Ethical obligations when an attorney is faced with possible fraud by a current or prospective client are discussed in an opinion released today by the American Bar Association
Model Rule 1.2(d) prohibits a lawyer from advising or assisting a client in conduct the lawyer “knows” is criminal or fraudulent. That knowledge may be inferred from the circumstances, including a lawyer’s willful blindness to or conscious avoidance of facts. Accordingly, where facts known to the lawyer establish a high probability that a client seeks to use the lawyer’s services for criminal or fraudulent activity, the lawyer has a duty to inquire further to avoid advising or assisting such activity. Even if information learned in the course of a preliminary interview or during a representation is insufficient to establish “knowledge” under Rule 1.2(d), other rules may require the lawyer to inquire further in order to help the client avoid crime or fraud, to avoid professional misconduct, and to advance the client’s legitimate interests. These include the duties of competence, diligence, communication, and honesty under Rules 1.1, 1.3, 1.4, 1.13, 1.16, and 8.4. If the client or prospective client refuses to provide information necessary to assess the legality of the proposed transaction, the lawyer must ordinarily decline the representation or withdraw under Rule 1.16. A lawyer’s reasonable evaluation after inquiry and based on information reasonably available at the time does not violate the rules. This opinion does not address the application of these rules in the representation of a client or prospective client who requests legal services in connection with litigation.
From the conclusion
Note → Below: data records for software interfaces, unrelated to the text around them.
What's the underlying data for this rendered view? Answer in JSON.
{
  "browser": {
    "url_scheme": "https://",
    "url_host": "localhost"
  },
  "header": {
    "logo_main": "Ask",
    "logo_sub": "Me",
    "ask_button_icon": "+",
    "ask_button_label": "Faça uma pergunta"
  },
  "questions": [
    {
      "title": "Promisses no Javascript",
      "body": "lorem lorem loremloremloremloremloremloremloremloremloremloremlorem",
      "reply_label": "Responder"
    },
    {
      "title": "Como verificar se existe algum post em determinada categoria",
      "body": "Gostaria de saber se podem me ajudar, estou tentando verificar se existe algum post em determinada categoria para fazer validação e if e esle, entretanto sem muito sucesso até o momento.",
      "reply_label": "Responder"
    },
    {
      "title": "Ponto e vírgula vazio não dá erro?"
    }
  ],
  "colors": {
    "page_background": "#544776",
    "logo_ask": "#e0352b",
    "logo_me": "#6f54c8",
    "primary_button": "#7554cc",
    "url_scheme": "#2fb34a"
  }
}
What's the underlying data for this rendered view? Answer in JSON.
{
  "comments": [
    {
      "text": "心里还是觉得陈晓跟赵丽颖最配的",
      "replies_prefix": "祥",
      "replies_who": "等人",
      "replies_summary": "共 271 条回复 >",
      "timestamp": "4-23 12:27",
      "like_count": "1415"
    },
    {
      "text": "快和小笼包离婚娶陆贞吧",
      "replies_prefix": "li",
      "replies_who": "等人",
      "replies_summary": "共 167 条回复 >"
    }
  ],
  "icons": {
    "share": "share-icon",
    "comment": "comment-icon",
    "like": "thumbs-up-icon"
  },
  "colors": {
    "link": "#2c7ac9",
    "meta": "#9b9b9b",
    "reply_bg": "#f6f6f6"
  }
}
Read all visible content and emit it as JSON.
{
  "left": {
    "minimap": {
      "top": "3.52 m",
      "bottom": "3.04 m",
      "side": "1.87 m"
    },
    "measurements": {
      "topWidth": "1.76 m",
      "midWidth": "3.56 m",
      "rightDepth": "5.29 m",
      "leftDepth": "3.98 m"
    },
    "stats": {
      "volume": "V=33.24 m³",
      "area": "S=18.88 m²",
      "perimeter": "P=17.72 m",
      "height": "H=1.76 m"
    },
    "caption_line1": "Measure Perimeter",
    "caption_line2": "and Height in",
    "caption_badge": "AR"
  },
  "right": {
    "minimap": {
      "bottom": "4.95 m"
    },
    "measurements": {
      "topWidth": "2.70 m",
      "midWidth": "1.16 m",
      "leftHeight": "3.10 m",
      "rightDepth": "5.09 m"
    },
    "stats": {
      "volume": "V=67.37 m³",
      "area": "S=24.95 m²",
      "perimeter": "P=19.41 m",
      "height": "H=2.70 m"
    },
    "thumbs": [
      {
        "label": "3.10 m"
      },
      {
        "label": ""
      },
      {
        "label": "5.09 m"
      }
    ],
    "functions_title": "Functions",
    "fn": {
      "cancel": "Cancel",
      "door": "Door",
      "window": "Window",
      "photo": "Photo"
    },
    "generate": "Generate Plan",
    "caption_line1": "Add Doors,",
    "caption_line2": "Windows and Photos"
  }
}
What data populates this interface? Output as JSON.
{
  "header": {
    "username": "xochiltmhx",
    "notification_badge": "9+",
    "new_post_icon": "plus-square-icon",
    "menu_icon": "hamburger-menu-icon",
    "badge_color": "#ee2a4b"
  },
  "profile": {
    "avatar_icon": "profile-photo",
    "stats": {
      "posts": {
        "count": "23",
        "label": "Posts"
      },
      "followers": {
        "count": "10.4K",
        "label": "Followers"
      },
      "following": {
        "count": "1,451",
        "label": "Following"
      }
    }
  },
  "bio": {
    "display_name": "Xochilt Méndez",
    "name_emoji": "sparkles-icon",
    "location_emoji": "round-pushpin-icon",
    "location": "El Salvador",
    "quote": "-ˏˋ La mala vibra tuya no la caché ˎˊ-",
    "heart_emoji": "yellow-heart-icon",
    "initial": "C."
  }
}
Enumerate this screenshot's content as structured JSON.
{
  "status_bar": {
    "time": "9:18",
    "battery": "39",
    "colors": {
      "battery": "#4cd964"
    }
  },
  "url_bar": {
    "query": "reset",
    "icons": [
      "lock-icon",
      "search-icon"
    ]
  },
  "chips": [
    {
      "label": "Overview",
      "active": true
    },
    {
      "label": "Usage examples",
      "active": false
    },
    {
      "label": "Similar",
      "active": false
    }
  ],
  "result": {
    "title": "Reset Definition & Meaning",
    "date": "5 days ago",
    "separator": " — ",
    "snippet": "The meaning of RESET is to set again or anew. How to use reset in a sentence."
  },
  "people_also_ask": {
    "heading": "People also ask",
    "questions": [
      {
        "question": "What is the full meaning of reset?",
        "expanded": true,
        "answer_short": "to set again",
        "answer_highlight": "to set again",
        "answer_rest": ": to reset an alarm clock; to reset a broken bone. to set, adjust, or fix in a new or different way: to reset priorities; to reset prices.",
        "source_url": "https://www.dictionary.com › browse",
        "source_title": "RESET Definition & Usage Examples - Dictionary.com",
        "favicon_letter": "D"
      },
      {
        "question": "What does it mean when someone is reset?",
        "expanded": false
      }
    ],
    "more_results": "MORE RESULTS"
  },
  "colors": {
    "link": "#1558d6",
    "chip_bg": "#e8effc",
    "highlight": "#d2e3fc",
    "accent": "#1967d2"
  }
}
A lawyer’s reasonable evaluation after that inquiry based on information reasonably available at the time does not violate the rules.